Making A Difference

Pakistan Mob Lynching: Sri Lankan Minister Demands Apology From Pakistan Minister For Insensitive Remarks

After the Pakistani Defense Minister Pervez Khattak said that murders take place when young people get emotional, the Sri Lankan minister said that this remark justifies such killings.

Pakistan Mob Lynching: Sri Lankan Minister Demands Apology From Pakistan Minister For Insensitive Remarks

Sri Lanka's Public Security Minister Rear Admiral (Retd) Sarath Weerasekara on Tuesday demanded an apology from Pakistan's Defence Minister Pervez Khattak for his insensitive remarks on the lynching of a Sri Lankan national by a frenzied mob in Punjab province.

Khattak on Monday said the ghastly lynching of Sri Lankan national Priyantha Kumara Diyawadana at the hands of a mob in Sialkot should not be linked to the Pakistan government's recent decision to lift the ban on the hardline Islamist party, the Tehreek-i-Labbaik Pakistan (TLP), saying even "murders take place" when young people get emotional.

The senior Pakistani minister's remarks came amid countrywide outrage after a mob comprising hundreds of protestors tortured to death the Sri Lankan factory manager over blasphemy allegations and then burnt his body on Friday.

Reacting to Khattak's remarks, Weerasekara said Pakistan's Minister of Defence must apologise to the people of Sri Lanka for those remarks, Sri Lanka's News1st TV channel quoted the country's public security minister as saying.

In a shocking incident on Friday last, supporters of TLP attacked a garment factory in Sialkot in Pakistan and lynched its general manager Diyawadana, 49, before setting his body on fire over allegations of blasphemy.

Meanwhile, a leading Pakistani newspaper on Tuesday criticised defence minister Khattak for his remarks, saying it can "only be interpreted as a pathetic justification for murder."

"Such a statement from a federal minister should come as a shock, but unfortunately, we are accustomed to our public officials being in denial about the realities of extremism and violence in the country," the Dawn newspaper said in an editorial.

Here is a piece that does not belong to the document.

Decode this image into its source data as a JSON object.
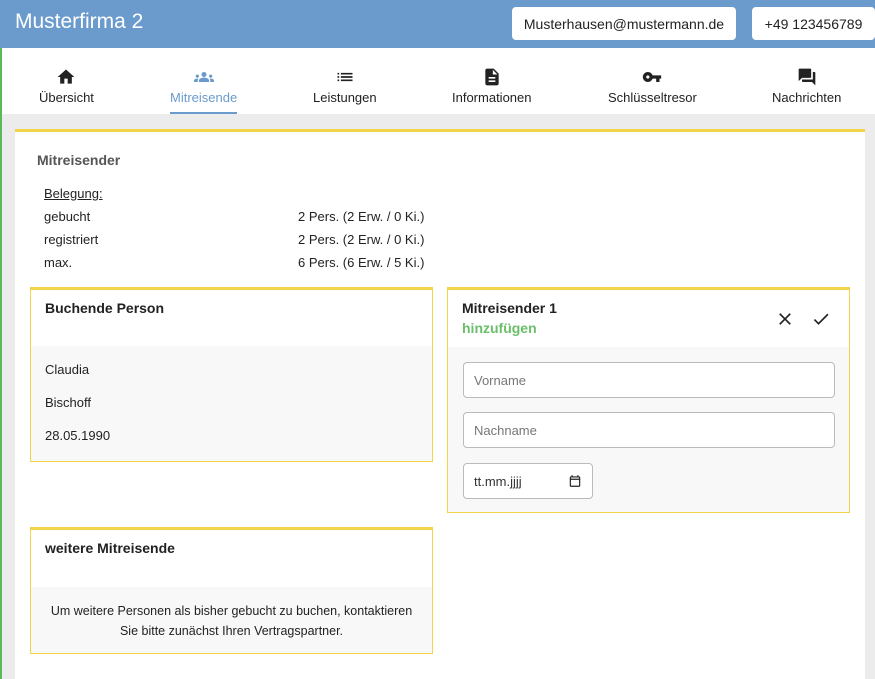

"Mr Khattak’s remarks are deeply problematic. They create an impression that such killings are somehow a ‘normal’ part of growing up in a country where religion can be used to justify crime," it said.

Instead of asking the journalist who was quizzing him to change this mob mentality, it would have served the minister better to have recalled that, in fact, he is a member of government who actually has the power to influence large sections of the population, it said.

"It may be an alien idea to Mr Khattak, but he should have roundly condemned this incident and reflected on why our society has become so brutalised, instead of ascribing this heinous crime to youthful passions," the editorial added.

The Pakistan government led by Prime Minister Imran Khan recently lifted a ban on the TLP after signing a secret agreement with it after which its chief Saad Rizvi and over 1,500 activists accused of terrorism were released from jail.

The TLP in return had ended its week-long sit-in in Punjab after withdrawing its demand of expelling the French ambassador on the issue of blasphemous cartoons in France.

The Sri Lankan Parliament, President Gotabaya Rajapaksa and Prime Minister Mahinda Rajapaksa have condemned the brutal killing and have expressed hope that Pakistan Prime Minister Khan's government would bring the guilty to justice.

On Tuesday, Prime Minister Khan pledged that his government would not tolerate mob violence in the name of religion or spare those responsible for it.